Exercise goal.
Across the entries below, count the lines that contain the word "weekday" and reply with that number only.

Data for analysis.
▼

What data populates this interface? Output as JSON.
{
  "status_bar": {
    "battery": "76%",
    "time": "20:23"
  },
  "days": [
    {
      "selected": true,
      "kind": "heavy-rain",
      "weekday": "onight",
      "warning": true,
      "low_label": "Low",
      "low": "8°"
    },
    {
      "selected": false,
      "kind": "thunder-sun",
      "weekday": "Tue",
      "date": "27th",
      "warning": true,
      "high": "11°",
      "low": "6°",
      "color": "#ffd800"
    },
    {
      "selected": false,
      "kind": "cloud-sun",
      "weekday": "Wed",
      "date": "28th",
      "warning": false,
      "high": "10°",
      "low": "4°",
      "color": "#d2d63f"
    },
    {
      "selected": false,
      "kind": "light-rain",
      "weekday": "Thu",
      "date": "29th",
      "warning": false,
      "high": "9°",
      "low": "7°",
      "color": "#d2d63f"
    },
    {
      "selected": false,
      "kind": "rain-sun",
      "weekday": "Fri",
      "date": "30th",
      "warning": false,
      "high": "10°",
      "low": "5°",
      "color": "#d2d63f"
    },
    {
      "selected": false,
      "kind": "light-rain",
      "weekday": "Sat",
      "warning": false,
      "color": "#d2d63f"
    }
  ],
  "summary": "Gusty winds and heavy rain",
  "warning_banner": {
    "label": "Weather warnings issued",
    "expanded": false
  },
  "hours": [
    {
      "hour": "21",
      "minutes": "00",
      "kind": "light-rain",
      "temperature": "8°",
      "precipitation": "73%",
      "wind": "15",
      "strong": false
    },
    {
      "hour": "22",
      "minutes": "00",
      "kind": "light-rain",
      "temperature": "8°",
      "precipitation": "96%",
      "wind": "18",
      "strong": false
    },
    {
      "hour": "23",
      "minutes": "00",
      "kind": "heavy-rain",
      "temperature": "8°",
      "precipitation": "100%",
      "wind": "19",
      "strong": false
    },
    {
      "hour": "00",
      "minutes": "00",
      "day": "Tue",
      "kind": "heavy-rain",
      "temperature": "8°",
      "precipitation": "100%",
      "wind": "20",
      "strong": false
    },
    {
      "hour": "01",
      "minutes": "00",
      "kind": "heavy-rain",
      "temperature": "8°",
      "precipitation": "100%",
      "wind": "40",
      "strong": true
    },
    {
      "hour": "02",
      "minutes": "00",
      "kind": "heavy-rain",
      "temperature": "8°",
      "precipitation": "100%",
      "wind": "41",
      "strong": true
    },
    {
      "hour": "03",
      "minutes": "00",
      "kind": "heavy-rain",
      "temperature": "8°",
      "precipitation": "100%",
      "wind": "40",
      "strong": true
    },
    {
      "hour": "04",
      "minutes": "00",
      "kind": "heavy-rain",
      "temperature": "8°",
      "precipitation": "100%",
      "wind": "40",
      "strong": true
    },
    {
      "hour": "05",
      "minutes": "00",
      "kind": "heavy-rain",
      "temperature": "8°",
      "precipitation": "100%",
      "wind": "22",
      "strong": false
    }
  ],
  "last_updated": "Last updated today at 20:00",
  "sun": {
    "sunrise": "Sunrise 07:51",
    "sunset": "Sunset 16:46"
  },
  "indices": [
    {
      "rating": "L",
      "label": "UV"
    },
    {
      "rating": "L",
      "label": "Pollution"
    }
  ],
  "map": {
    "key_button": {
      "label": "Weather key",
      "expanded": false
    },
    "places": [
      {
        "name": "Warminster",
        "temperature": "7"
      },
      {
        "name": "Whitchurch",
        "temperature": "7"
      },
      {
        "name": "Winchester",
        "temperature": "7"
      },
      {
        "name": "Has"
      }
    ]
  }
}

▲

Result.
6